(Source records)
- - - - - - -

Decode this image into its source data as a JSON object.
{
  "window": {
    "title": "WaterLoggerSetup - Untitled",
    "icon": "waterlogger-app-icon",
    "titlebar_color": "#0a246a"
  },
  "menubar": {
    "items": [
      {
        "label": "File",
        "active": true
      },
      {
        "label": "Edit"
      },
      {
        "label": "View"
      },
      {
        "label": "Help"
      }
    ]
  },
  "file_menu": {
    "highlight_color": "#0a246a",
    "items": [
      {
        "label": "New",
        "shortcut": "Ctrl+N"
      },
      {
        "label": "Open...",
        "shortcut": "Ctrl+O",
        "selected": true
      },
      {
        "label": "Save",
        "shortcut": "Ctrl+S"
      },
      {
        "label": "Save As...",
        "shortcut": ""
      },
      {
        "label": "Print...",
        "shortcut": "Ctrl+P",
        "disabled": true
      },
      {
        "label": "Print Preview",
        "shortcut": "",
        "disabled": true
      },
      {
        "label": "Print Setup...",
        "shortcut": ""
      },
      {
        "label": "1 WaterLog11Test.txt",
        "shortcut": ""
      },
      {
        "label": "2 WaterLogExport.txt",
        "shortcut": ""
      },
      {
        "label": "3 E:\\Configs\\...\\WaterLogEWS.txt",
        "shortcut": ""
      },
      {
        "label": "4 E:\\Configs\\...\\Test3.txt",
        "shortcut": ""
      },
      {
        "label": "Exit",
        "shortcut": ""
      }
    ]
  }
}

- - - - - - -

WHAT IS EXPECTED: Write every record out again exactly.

SOLUTION TO THIS TASK:
Decode this image into its source data as a JSON object.
{
  "window": {
    "title": "WaterLoggerSetup - Untitled",
    "icon": "waterlogger-app-icon",
    "titlebar_color": "#0a246a"
  },
  "menubar": {
    "items": [
      {
        "label": "File",
        "active": true
      },
      {
        "label": "Edit"
      },
      {
        "label": "View"
      },
      {
        "label": "Help"
      }
    ]
  },
  "file_menu": {
    "highlight_color": "#0a246a",
    "items": [
      {
        "label": "New",
        "shortcut": "Ctrl+N"
      },
      {
        "label": "Open...",
        "shortcut": "Ctrl+O",
        "selected": true
      },
      {
        "label": "Save",
        "shortcut": "Ctrl+S"
      },
      {
        "label": "Save As...",
        "shortcut": ""
      },
      {
        "label": "Print...",
        "shortcut": "Ctrl+P",
        "disabled": true
      },
      {
        "label": "Print Preview",
        "shortcut": "",
        "disabled": true
      },
      {
        "label": "Print Setup...",
        "shortcut": ""
      },
      {
        "label": "1 WaterLog11Test.txt",
        "shortcut": ""
      },
      {
        "label": "2 WaterLogExport.txt",
        "shortcut": ""
      },
      {
        "label": "3 E:\\Configs\\...\\WaterLogEWS.txt",
        "shortcut": ""
      },
      {
        "label": "4 E:\\Configs\\...\\Test3.txt",
        "shortcut": ""
      },
      {
        "label": "Exit",
        "shortcut": ""
      }
    ]
  }
}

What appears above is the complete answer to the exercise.